ASQC: Advice and Suggestions to Questions about Career in Neurocritical Care How to Form a Cohesive Team and Give Feedback to Trainees

By Currents Editor posted 11-07-2019 09:26




Christa O’Hana S. Nobleza, MD, MSCI

Assistant Professor

University of Mississippi Medical Center

ASQC_2.jpgAleksandra Yakhkind, MD, MS

Neurocritical Care Fellow

University of Pennsylvania Health System

ASQC_3.jpgGuest Advisor:

Chitra Venkatasubramanian, MBBS, MD, MSc, FNCS

Clinical Professor

Stanford University

Do you have questions regarding your professional life? Is there a conundrum at work that requires an outside perspective?
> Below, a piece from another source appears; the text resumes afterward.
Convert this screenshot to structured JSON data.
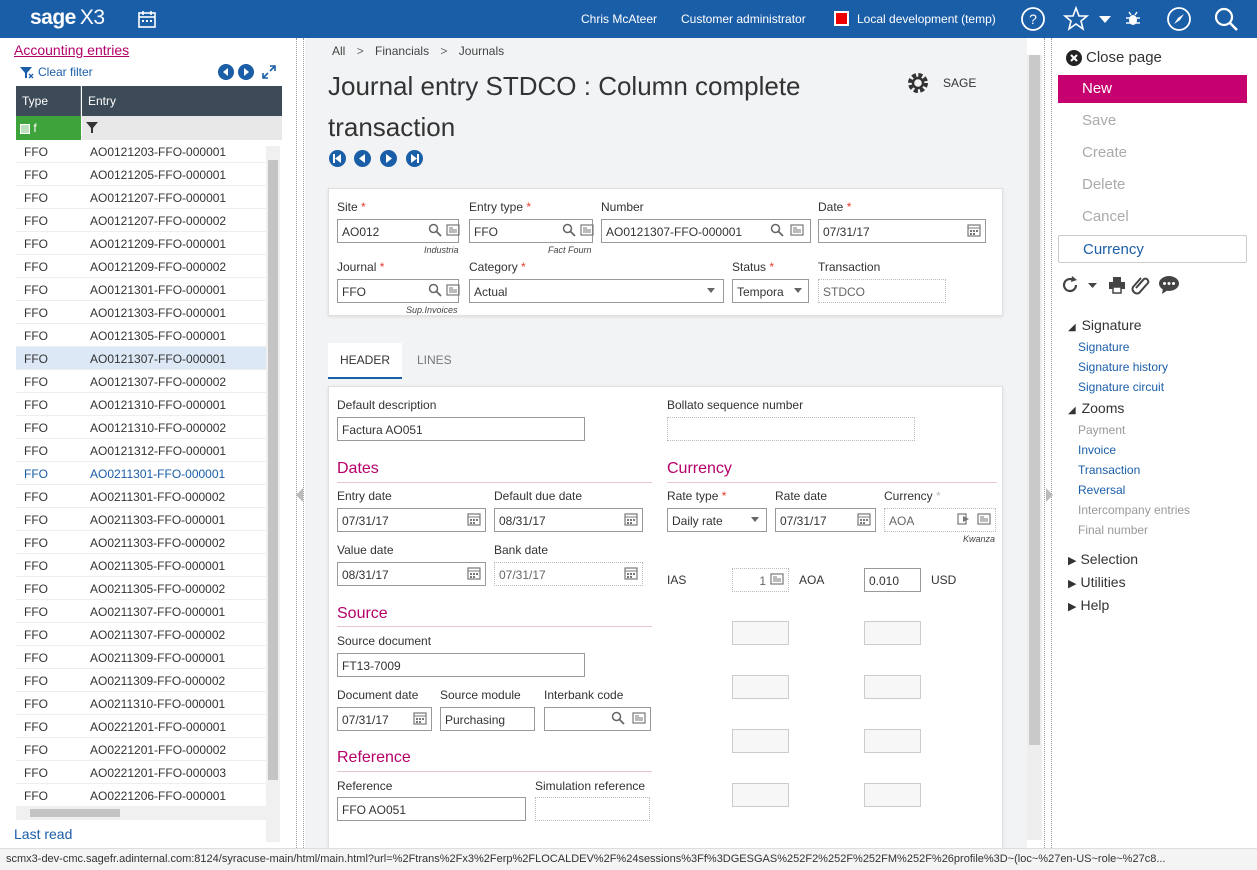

The Trainee Section and Women in Neurocritical Care (WINCC) Section have teamed up to publish a new column in
Currents to serve your professional advice needs. Submit questions to, and we will get them answered by a seasoned advisor. We believe in life-long learning and mentorship, and this column and our mentorship programs are tools for your professional success. Read on for professional advice by senior WINCC members on forming a cohesive team and giving feedback to trainees. 


I am an attending with four years of experience. Overall, I have a great team of apps, fellows, residents and students. However, every once in a while there is a trainee who does not pull their weight and things get missed. How should I communicate with these trainees and give feedback most effectively? What if they don’t improve after feedback?


Soft Rock 

How should I communicate with these trainees and give feedback most effectively?

  1. Set up expectations for what you want to see from your team right from the get go. For example: Have a huddle for 5-10 minutes, get the team to introduce each other to get a sense of how experienced they are in the neuro ICU world (this will help you adapt your expectations from them) and ask them what they want to accomplish for themselves from the rotation.
  2. Then, you respond to the above and lay out your expectations of what you would like for them to have learnt or done by the end of the rotation. For example, a certain template for presenting, perform a procedure under your supervision, run a family meeting under your supervision, discuss a journal article, etc.
  3. Give them/point them to any educational resources. Teach every day. At the end of a patient encounter, if there is a teachable moment, pause, clearly state that this is a teaching point or a skill, demonstrate/teach and then move on. Mini lectures help as well.
  4. Let them know that you will give feedback throughout the rotation and that they should also ask you for feedback as they need it. This signals your availability to the team.
  5. Feedback daily for a couple minutes while events are fresh, a mid-week check in and end of rotation comprehensive feedback. Never reprimand in front of the rest of the team; however, do pull aside the trainee for quick feedback the same day while the events are fresh. Feedback should be kind, specific and non-judgmental


What if they don’t improve after feedback?

Figure out if the trainee has other personal obstacles that are preventing them from reaching their/your shared goal (fatigue, burn out, sleep deprivation, too many patients, knowledge gap, personal issues, etc.). 

Be frank and ask them in a positive way how you can help them. Make it about “us” not “you.”



Chitra Venkatasubramanian, MBBS, MD, MSc, FNCS

Clinical Professor

Stanford University


By Wade Smith, MD, PhD, FNCS, President, NCS Board of Directors, Professor of Neurology, UCSF; and Sharon C. Allen, NCS Executive Director As we end 2020, we open a new year with much anticipation for better world health. Many of you have qualified as Level 1A priority for COVID-19 vaccination and ...
By Matilda Dervisevic 1 , Chetan Sateesh Nayak 2  and Francisco Gomez 3 1 Univeristy of Missouri Medical School 2 Department of Neurology, University of Missouri 3 Department of Neurology, University of Missouri Refractory status epilepticus (RSE) is a condition in which there is continuing ...
By Eric Lawson, Masoom Desai and Aarti Sarwal Over the last decade, social media has revolutionized the connectivity of our medical community by providing a global, easily accessible and dynamic platform to share information. It has transformed into a vital, multi-purpose and widely accepted healthcare ...